Laine, who proves to be a reliable utility man (playing various guitars, bass, keys, and even a touch of harmonica), first steps forth on “Spirits of Ancient Egypt.” In fact, those back-to-back numbers come early in the set and represent probably the only bit of flawed pacing to be found. Two non-Macca tracks only four songs into the show? Weird choice, but maybe he felt it was necessary to cue the audience right away that he wasn’t going to be the center of attention the whole way through. After all, McCartney’s vision for Wings was for it to function as a true band, despite the frequent lineup changes.
Versatility abounds, ranging from the ‘30s-style pop of “You Gave Me the Answer” to heavy thumpers like “Letting Go” and Denny Laine’s “Time to Hide” (always a highlight of Speed of Sound, but even better here). The pyrotechnics and lasers of “Live and Let Die” look downright primitive compared to the extravaganzas audiences see these days during that song. The four-piece horn section adds immeasurably to the proceedings (Thaddeus Richard occasionally steals the show with his terrific soprano sax soloing). McCartney is in prime form, visibly ecstatic most of the time as he throws everything he has into the performance.
Not relying on Beatles material even for the two encores, he and the band rock out on “Hi, Hi, Hi” and a song whose studio version has yet to surface commercially even today: “Soily.” It’s safe to assume most of the audience was unfamiliar with this slab of hard rock (scoff if you must, but to my ears this is authentic rock), yet it brings the house down just the same.
Rockshow has been remastered from the original 35mm negatives and remixed in 5.1 DTS-HD MA surround sound. It’s framed at 1.78:1, presumably approximating the framing of the original theatrical release. The transfer is very good considering the inconsistencies of the source materials. This was 1976 and shooting film in a dark, cavernous arena simply did not produce the same results as what we’re accustomed to today. Some footage is startlingly sharp, while other shots (especially medium and wide shots) are soft to varying degrees. The lighting is kind of drab and dull by modern standards, but it’s never difficult to see exactly what the musicians are doing.
The 5.1 DTS-HD Master Audio soundtrack is killer. McCartney’s vocals sound great, with a little variation in fidelity amongst the many songs. On “Maybe I’m Amazed,” for example, his voice sounds just a tad overdriven. I’m guessing minor issues like this, rare though they are, stem from issues with the source recordings rather than any mastering error. The bass sounds deep and resonant, as do the drums. The surrounds are basically filled with audience noise, the levels of which, of course, reflects the audience’s enthusiasm for whatever’s going on at a particular moment.
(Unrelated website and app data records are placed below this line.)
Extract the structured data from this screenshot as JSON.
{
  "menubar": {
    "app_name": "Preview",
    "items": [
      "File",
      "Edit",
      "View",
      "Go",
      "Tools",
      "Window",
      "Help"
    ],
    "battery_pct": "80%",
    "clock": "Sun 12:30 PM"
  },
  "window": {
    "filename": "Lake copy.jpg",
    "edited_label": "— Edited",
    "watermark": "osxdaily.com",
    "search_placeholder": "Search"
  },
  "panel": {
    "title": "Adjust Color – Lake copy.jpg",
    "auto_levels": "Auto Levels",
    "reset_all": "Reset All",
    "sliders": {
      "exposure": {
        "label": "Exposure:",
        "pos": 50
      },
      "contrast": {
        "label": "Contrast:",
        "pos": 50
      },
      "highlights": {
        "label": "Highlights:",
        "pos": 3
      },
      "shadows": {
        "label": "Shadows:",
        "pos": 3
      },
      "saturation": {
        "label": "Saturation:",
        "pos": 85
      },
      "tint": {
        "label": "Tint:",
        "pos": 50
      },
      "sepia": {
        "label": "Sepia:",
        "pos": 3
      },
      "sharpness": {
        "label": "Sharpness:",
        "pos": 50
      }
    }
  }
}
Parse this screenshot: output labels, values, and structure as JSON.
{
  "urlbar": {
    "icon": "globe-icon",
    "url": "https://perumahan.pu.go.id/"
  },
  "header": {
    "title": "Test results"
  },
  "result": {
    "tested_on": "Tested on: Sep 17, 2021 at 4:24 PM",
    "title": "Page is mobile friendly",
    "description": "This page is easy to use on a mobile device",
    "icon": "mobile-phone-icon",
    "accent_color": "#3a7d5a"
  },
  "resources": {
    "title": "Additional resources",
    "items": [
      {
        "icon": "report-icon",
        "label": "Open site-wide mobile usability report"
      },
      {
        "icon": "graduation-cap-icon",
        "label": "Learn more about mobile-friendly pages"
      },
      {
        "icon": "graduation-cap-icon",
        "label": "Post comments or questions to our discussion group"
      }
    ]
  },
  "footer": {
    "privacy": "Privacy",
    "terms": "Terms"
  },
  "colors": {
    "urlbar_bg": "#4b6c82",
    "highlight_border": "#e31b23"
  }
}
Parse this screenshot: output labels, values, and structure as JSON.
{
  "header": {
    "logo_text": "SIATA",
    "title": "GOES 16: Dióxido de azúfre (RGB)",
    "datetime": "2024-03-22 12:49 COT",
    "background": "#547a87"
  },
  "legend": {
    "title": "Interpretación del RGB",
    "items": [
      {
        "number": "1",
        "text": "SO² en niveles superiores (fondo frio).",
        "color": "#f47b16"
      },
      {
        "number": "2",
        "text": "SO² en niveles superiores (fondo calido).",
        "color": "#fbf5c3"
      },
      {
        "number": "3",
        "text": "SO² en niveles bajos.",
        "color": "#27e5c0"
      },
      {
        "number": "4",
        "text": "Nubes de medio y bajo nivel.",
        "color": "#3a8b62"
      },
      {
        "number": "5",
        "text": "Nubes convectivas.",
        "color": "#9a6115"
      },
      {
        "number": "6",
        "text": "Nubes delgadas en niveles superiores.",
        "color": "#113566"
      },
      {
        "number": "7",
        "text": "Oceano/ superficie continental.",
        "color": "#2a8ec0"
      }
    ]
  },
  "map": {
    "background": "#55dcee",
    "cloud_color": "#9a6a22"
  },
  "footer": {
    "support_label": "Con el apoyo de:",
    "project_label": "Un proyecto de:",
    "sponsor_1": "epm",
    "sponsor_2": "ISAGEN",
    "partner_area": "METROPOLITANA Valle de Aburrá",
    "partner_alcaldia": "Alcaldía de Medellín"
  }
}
Don’t expect much out of the single special feature. There’s a ten minute featurette called “A Very Lovely Party,” essentially several minutes of behind-the-scenes footage (mostly silent) and some fan reactions filmed as audiences were exiting. Included among this is some footage of Dan Aykroyd onstage, as well as John Belushi doing his Joe Cocker impersonation (sadly without audio). Looked like some sort of private event (of which I wish we could’ve seen more). The disc is stored in a cardboard pocket in the back of the digibook package. A new essay by Paul Gambaccini is included in the book.
Needless to say, Rockshow is heartily recommended to all McCartney fans.